Input data →
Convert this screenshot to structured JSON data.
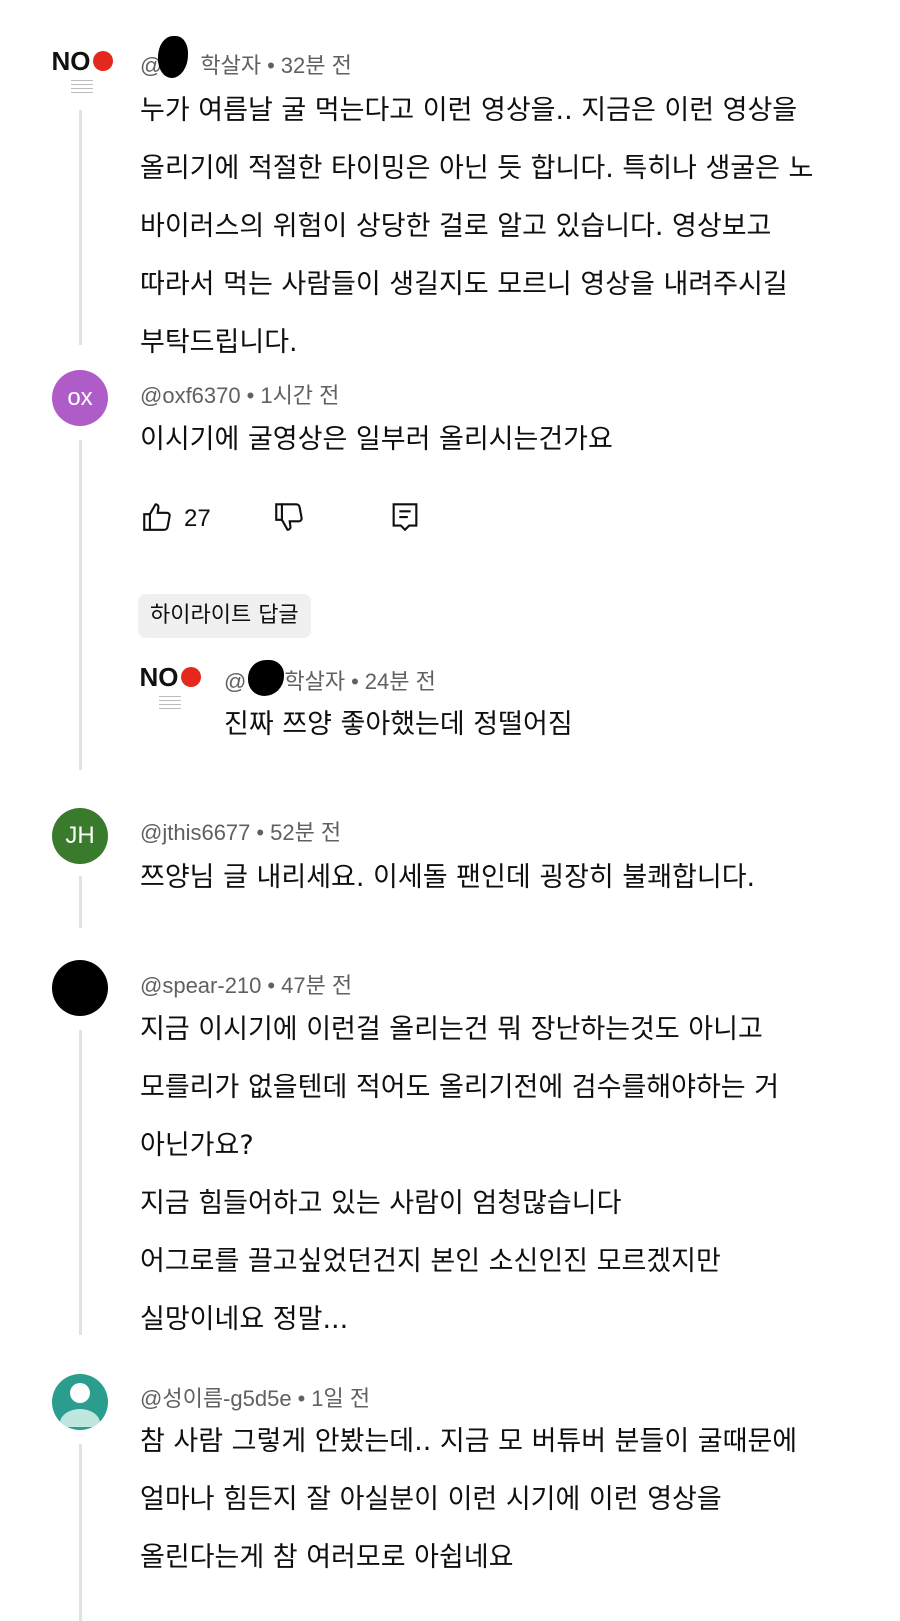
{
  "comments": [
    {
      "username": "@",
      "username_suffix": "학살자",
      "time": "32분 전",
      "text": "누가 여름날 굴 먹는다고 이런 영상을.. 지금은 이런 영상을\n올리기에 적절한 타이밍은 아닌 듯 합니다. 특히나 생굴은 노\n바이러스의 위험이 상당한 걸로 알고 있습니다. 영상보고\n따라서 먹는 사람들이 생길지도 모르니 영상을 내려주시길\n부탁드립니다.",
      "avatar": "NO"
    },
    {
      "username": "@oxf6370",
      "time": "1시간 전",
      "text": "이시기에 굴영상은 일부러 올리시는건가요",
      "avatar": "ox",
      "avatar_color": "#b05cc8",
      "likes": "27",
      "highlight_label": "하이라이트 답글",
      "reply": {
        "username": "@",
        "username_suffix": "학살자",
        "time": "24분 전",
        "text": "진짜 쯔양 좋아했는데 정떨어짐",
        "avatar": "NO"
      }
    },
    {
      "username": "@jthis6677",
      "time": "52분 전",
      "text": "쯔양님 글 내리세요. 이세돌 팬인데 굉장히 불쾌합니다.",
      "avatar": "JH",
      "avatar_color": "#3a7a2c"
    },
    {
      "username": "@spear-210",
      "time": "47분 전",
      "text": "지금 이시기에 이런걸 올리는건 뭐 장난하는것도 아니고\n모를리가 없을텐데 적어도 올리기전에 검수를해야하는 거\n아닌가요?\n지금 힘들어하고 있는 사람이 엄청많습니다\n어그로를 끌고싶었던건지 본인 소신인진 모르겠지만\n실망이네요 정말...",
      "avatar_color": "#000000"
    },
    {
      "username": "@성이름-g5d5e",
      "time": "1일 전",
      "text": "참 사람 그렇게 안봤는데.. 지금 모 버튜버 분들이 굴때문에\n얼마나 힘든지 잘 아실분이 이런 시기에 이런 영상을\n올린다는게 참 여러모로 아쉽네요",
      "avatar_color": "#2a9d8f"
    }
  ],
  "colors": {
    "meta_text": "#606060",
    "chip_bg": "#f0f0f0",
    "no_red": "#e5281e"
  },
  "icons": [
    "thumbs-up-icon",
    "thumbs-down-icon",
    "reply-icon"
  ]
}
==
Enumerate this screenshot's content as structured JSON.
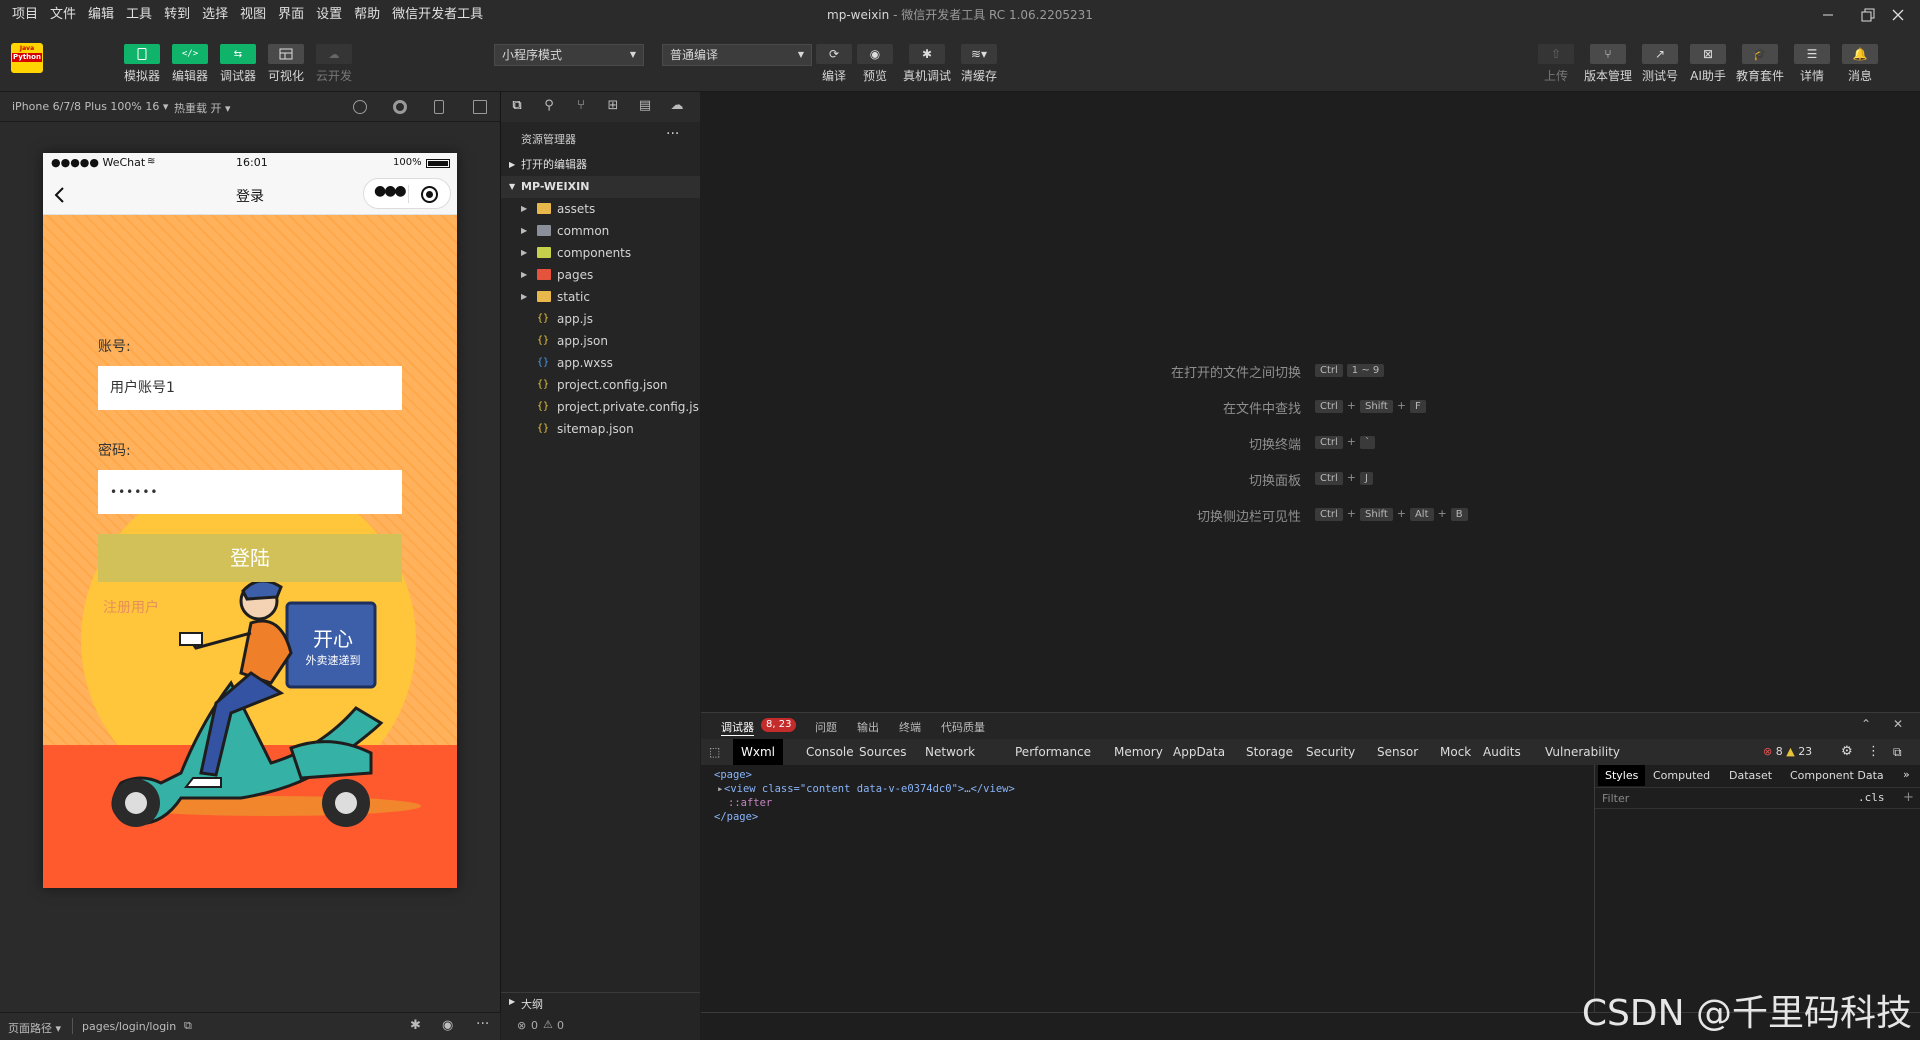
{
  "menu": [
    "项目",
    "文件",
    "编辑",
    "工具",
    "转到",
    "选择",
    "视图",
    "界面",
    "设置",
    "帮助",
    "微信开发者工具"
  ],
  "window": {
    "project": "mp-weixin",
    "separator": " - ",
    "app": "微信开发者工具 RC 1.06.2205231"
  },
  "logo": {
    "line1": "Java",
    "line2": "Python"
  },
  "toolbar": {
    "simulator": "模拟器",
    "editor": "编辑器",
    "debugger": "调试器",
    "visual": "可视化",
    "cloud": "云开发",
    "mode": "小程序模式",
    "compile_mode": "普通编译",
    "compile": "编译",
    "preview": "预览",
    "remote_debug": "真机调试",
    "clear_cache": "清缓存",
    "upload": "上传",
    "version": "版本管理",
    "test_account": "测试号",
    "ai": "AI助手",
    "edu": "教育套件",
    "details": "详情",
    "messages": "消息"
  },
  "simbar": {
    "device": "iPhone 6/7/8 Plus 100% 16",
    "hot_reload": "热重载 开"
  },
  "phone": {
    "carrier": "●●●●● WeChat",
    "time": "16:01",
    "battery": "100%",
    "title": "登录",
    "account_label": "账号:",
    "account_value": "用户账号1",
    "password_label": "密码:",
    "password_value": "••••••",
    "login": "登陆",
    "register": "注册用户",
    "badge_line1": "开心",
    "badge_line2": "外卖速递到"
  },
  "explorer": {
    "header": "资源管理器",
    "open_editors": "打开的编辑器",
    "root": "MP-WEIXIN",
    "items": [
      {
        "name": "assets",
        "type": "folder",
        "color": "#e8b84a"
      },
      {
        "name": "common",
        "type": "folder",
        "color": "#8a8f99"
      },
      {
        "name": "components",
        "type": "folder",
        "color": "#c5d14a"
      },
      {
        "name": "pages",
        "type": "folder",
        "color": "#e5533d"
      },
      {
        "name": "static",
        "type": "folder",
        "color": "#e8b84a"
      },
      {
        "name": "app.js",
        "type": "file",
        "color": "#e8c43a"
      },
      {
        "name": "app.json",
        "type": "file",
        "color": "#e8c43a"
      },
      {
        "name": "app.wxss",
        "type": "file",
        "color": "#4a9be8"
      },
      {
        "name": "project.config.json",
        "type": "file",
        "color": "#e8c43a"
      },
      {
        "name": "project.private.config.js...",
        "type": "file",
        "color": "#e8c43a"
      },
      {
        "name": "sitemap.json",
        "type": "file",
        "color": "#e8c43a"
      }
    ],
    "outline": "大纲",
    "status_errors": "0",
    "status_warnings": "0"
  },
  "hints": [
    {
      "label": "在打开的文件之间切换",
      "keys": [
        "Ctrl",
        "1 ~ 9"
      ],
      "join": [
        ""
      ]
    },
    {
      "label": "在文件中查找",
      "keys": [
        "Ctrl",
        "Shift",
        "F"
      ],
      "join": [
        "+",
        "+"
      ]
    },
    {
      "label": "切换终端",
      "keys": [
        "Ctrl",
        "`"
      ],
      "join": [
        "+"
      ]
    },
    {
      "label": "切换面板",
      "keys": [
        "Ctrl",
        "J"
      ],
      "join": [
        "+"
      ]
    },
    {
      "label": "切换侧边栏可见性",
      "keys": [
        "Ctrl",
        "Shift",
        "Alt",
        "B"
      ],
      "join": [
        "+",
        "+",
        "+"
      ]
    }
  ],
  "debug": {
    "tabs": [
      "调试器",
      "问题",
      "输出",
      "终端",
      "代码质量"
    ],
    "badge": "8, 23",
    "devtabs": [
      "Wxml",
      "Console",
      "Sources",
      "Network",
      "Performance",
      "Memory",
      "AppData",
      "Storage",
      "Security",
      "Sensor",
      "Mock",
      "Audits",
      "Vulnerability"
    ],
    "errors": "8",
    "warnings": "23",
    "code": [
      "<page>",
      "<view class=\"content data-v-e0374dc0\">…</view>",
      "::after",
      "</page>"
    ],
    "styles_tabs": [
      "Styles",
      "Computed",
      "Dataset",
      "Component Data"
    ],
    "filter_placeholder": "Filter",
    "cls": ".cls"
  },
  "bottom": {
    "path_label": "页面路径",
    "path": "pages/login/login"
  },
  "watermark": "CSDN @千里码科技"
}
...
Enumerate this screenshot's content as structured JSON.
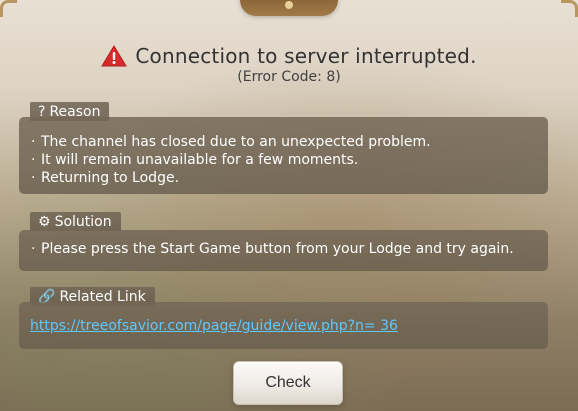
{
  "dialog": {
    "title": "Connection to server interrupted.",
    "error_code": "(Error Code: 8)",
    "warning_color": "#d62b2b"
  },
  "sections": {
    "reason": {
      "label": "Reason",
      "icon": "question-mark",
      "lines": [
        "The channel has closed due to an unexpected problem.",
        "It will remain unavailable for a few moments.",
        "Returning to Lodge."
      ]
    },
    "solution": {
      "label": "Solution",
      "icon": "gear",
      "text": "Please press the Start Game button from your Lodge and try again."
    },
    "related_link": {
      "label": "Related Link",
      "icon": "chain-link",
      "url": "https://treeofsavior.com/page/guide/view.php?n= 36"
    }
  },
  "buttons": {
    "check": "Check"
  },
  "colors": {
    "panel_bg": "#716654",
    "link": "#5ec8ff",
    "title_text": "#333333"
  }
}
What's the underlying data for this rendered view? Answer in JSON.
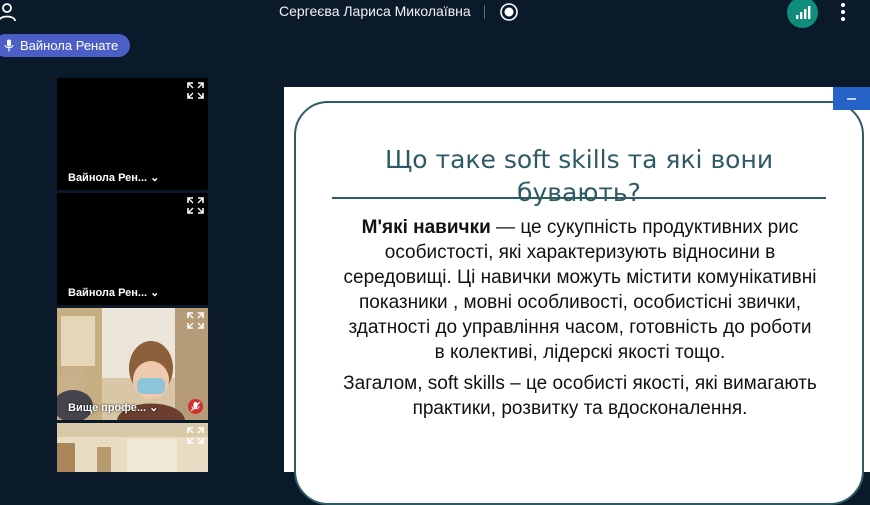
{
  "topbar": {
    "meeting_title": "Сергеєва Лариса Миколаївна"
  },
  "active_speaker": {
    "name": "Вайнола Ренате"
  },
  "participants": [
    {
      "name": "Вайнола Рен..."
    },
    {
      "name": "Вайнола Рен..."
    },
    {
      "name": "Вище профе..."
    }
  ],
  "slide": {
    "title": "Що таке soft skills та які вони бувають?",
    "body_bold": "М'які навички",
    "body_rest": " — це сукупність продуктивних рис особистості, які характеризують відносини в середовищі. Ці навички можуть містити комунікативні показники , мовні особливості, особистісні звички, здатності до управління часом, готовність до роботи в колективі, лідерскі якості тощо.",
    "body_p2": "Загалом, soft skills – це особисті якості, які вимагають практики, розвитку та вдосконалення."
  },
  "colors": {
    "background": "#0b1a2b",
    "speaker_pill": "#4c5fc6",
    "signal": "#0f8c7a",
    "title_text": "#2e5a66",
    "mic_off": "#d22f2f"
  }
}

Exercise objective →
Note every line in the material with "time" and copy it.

Exercise response →
      "time": "32분 전",
      "time": "1시간 전",
        "time": "24분 전",
      "time": "52분 전",
      "time": "47분 전",
      "time": "1일 전",
    "time": "16:01",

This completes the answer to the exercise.